Thursday, 20 March 2014
Review: The Martian by Andy Weir
Publisher: Del Rey
Format: Hardcover / eBook
Released: February 13th, 2014
I'm stranded on Mars. I have no way to communicate with Earth. I'm in a Habitat designed to last 31 days. If the Oxygenator breaks down, I'll suffocate. If the Water Reclaimer breaks down, I'll die of thirst. If the Hab breaches, I'll just kind of explode. If none of those things happen, I'll eventually run out of food and starve to death. So yeah. I'm screwed.
Wow wow WOW! This book. This book basically took over my life for three days and I couldn't bear the time when I wasn't reading it. Mark Watney got inside my head and under my skin like no other sci-fi hero has, and it's taken me a couple of weeks to collect my thoughts and write this review. There's so much I want to say but I must avoid spoilers because, trust me, you need to read this book without knowing anything. All you need to know is that Mark Watney is stranded on Mars all by himself, and he has to survive. Impossible? You may think so, but is there a sliver of hope? You'll have to read it to find out!
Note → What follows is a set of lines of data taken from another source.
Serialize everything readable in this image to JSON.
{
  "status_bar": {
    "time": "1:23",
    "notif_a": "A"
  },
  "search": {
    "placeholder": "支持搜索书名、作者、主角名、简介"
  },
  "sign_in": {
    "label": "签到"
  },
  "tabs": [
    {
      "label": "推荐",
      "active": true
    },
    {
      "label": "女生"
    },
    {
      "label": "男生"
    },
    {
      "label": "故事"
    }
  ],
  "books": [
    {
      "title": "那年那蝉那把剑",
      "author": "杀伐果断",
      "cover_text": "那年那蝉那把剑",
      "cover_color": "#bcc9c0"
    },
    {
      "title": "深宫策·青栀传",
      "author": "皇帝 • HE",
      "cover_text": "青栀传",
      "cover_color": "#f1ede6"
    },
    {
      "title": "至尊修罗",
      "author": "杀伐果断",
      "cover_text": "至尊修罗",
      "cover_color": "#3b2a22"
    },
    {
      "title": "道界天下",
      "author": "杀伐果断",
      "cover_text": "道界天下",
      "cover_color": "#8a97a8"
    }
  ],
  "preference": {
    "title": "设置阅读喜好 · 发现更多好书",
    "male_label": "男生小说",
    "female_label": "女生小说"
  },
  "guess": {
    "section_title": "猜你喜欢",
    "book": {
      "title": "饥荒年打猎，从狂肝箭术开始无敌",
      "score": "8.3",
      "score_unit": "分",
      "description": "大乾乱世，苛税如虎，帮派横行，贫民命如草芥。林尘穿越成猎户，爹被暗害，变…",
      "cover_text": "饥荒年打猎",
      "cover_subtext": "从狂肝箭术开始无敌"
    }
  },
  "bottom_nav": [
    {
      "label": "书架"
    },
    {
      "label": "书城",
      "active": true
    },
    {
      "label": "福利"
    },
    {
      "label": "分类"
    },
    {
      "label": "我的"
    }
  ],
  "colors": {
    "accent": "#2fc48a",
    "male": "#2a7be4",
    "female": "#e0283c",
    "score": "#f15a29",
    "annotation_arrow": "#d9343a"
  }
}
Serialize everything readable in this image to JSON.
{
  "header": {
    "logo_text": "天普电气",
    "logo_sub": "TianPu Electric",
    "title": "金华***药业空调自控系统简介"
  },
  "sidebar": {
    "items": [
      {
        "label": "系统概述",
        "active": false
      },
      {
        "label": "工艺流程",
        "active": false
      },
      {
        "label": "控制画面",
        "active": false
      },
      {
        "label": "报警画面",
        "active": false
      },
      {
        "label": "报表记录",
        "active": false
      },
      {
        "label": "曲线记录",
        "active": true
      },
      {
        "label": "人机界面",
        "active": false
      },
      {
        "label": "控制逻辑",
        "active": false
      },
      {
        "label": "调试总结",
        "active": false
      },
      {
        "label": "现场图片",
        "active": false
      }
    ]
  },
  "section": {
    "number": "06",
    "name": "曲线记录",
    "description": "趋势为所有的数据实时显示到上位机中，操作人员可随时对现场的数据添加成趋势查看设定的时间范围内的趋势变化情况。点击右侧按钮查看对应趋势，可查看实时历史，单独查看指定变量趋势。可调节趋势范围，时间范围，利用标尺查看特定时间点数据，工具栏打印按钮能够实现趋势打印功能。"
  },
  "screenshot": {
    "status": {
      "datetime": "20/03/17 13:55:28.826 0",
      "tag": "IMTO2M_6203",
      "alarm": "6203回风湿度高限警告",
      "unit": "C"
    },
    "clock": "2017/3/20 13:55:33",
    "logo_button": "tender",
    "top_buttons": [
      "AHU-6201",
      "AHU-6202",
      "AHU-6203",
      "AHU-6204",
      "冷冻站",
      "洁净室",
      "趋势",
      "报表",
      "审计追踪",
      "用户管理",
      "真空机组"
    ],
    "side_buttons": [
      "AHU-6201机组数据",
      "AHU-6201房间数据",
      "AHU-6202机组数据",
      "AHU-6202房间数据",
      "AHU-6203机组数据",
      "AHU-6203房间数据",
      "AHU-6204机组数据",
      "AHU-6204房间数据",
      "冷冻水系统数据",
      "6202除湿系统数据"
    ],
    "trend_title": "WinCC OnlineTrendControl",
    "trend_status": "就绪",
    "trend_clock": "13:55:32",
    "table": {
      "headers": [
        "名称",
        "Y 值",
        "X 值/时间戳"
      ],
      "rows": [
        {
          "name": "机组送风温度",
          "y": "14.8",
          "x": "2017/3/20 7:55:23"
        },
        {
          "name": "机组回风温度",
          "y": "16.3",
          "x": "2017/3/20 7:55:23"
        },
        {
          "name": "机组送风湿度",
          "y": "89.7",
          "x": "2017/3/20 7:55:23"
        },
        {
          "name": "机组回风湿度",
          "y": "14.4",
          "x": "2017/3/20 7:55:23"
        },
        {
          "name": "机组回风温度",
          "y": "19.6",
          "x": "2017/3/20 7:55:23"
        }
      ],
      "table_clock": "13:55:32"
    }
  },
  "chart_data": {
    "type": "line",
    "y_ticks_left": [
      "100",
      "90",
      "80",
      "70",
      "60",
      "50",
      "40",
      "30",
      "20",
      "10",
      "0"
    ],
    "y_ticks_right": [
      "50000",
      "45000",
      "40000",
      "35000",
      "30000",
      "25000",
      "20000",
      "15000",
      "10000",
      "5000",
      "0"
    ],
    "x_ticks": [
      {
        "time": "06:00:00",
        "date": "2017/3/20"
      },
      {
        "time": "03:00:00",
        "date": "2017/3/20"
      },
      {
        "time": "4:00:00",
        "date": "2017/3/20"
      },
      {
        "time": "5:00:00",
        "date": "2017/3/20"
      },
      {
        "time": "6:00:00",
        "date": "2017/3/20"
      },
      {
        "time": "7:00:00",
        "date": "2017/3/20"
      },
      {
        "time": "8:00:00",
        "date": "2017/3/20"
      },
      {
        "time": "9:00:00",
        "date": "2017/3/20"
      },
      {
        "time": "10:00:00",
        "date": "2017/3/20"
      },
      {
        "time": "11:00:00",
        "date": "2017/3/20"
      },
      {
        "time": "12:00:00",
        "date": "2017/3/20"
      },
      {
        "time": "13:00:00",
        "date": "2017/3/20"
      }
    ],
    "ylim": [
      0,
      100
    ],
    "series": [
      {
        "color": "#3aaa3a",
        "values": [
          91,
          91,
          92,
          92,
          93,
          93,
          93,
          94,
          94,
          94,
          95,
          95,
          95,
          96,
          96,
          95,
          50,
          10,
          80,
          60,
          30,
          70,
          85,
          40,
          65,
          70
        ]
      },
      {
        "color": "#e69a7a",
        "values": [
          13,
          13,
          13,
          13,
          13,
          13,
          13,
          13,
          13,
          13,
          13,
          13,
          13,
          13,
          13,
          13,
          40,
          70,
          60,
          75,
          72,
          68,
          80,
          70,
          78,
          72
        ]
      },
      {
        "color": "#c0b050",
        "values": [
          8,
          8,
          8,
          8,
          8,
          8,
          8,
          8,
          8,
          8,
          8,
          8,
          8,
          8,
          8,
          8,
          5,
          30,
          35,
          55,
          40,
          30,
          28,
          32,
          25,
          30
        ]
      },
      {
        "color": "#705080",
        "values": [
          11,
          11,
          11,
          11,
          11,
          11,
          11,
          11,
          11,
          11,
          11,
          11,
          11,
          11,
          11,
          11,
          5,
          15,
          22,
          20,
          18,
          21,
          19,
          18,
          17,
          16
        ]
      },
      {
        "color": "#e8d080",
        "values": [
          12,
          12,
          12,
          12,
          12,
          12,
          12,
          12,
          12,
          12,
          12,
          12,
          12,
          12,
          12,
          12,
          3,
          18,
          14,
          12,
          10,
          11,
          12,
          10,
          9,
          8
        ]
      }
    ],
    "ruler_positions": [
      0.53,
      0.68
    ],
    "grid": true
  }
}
Considering Mark is stranded on Mars, by himself, with a very limited supply of food and other life-saving amenities, his sense of humour does not suffer. Not one bit. Instead he's funny, sarcastic and self-deprecating, while maintaining a sense of calm and rationale that's nothing short of alien to me. In his position I would be flailing, crying, cursing the world and everyone in it and most probably giving up. I know this for a fact. But not Mark. No, Mark never gives up and continuously tries to find ways to prolong his survival. He's one of the strongest characters I've ever had the pleasure of reading about - mentally and physically - and I think he deserves to go down in literary history. That's how much of an effect he had on me!
Initially I worried that The Martian would be way out of my comfort zone. I don't read much adult sci-fi (I'm working on changing that, slowly) and I thought that any science talk would completely addle my brain. There's a heavy dose of scientific stuff going on, with lots of terminology (Sols? Habs? Err... what?), but once I got used to it and understood what it meant, reading it became second nature. It doesn't slow the fast-paced plot down at all; nothing is superfluous and everything is important. We're seeing all this through Mark's eyes, and to him the smallest thing can decide whether he lives or dies. It's a truly frightening situation to be in, and author Andy Weir does a spectacular job of creating edge-of-your-seat tension. I was on tenterhooks for about half of the book, and that's not an exaggeration!
The Martian is an exceptional novel, written with a style that's both addictive and compelling. I never once wanted to put it down; only necessity forced me to abandon ship (ha ha) and go to work, eagerly awaiting the moment when I could get back to Mars, Mark Watney and the Rovers. I haven't loved a book like this for a long time, especially not an adult novel set in space. It's not my usual read at all, but positive word of mouth forced me to acquire a copy and I'll always be grateful to those people who talked it up. The Martian and Mark Watney need to be read to be believed, and trust me when I say you should read this book. I'm already clamouring for a re-read, which again is unusual for me due to the sheer amount of books I have to read. It takes a special book like The Martian to make me want to experience it all over again, and I suppose that's the highest accolade I can give it.